Shanghai - The idea of a partial sea burial, in which most of a person's ashes are sprinkled at sea while a small amount is put in a tiny box and buried in a cemetery, was introduced in Shanghai on Saturday.
The concept is aimed at ensuring less space is used in city graveyards.
People mourn their loved ones at Binhaiguyuan Cemetery in Fengxian district, Shanghai on Saturday. [Photo/Xinhua]
The first three families to choose a partial sea burial scattered about 99.5 percent of their loved ones' ashes in the ocean during the annual public memorial for sea burials, which took place at Binhaiguyuan Cemetery in Fengxian district, Shanghai on Saturday.
The memorial garden contains a monument carrying the names of almost 2,000 people whose entire ashes have been scattered at sea.
"We introduced the partial sea burial as a new concept, also a mid-point between traditional burials and sea burials," said Zhao Xiaohu, the manager of Binhaiguyuan Cemetery. "We keep a small amount of ash in a container as large as a matchbox that will decompose in the ground along with the ash after being buried."
Zhao added that he and his team at the memorial garden, which was established in 2004 for families choosing burials at sea, will recommend partial sea burials to families because of the environmental benefits.
According to statistics from the Shanghai Feisi Sea Burial Company -- the only authorized sea burial company in China -- the annual increase in the number of sea burials is about 10 percent. About 1.5 percent of the city's burials are at sea.
Two decades ago only 0.2 percent of Shanghai residents were buried at sea. The practice started to take off in the metropolis in 1991, when the ashes of 287 people were scattered at sea. The number had risen to 2,100 by 2010.
"Despite the rise in the number of people accepting sea burials, we would still like to see more people choose this environmentally friendly method," said Zheng Jixiong from the Shanghai Feisi Sea Burial Company.
"Residents' awareness and acceptance of sea burials have increased significantly during the past two decades."
During the past 20 years, the city has organized 162 collective sea burial ceremonies, scattering more than 21,100 caskets of ashes.
"I would like to be buried at sea because I don't want the next generation to waste too much energy on organizing my funeral and on tomb sweeping every year. They can remember me in their hearts," said Hu Pei, a resident in her 50s.
But, while about 80 percent of Shanghai residents are cremated, only a very small number of them choose to have their ashes scattered at sea, despite it being the cheapest option.
"The city has simply run out of large, open spaces for cemeteries," said Zhao. "If we keep allowing individual plots to take up 1.5 square meters there will be no land left in less than 10 years."
The country's growing population has made its land increasingly precious, especially in large and medium-sized cities.
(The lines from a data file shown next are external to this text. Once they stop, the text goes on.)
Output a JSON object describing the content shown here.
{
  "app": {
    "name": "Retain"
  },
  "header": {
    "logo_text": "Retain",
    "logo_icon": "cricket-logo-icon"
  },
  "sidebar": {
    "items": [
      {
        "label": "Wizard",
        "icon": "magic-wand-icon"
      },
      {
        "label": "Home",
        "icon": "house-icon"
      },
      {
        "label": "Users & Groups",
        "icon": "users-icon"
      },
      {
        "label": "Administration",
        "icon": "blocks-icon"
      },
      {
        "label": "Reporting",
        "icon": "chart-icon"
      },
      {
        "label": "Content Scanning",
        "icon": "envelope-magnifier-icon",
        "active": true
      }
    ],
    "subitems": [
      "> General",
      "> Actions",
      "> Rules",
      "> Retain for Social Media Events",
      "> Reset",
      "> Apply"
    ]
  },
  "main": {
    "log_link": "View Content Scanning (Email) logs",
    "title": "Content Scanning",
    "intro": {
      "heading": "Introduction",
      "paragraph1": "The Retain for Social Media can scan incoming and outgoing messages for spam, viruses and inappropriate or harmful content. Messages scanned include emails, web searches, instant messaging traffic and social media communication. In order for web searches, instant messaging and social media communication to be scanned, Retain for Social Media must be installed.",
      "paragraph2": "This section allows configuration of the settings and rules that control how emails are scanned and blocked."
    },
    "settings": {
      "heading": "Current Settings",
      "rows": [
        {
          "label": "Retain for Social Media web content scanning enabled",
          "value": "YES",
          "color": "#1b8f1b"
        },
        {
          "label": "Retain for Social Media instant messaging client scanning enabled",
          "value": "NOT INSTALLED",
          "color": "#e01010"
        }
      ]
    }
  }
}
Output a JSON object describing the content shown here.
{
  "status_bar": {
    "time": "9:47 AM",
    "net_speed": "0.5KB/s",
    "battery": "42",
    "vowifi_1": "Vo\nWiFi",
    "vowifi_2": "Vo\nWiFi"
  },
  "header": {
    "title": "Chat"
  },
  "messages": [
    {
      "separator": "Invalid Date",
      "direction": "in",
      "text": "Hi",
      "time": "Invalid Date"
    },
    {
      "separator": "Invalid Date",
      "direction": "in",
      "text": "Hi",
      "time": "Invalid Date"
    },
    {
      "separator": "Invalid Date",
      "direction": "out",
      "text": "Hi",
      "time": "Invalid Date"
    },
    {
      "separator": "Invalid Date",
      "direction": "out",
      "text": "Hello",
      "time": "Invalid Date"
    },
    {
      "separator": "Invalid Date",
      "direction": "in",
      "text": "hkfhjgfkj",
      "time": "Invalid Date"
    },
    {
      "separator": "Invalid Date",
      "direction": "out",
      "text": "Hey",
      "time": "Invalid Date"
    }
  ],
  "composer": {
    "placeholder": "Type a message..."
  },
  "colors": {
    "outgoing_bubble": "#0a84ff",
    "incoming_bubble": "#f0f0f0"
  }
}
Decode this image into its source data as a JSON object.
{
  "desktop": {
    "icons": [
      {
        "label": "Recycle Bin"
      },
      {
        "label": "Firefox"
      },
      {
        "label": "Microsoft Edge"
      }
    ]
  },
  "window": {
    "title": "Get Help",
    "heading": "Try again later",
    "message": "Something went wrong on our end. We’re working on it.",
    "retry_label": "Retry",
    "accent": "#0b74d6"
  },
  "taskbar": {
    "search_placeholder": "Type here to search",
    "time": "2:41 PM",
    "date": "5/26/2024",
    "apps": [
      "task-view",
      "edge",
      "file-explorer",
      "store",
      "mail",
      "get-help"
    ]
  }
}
At least 20 million graves are dug nationwide each year, occupying about 67 square kilometers.
"Land is becoming so scarce that if we don't make the cemeteries more efficient soon, there will be no space left and everyone will have to scatter their ashes into the ocean," said Zhao.
Zhao said sea burials save land and pointed out that the monument carved with up to 2,000 names only occupies 0.3 sq m, which is one-fifth of the size of a normal burial plot.
Shanghai's municipal authorities are encouraging residents to pick sea burials by offering subsidies.
According to Shanghai's municipal civil affairs bureau, the city began subsidizing sea burials in 2003, when applicants could receive 150 yuan ($23) toward the cost. Since last year, those sprinkling ashes at sea get between 2,000 and 3,000 yuan in subsidies.
"It's difficult to change people's minds in a short period of time so we have to find more effective ways of improving public awareness about environmentally friendly burials like sea burials and the newly introduced partial sea burials helps," said Zheng.
"Most people want their ancestors to be buried in a big cemetery," he said. "But we hope our recent efforts will encourage at least some of them to change their minds."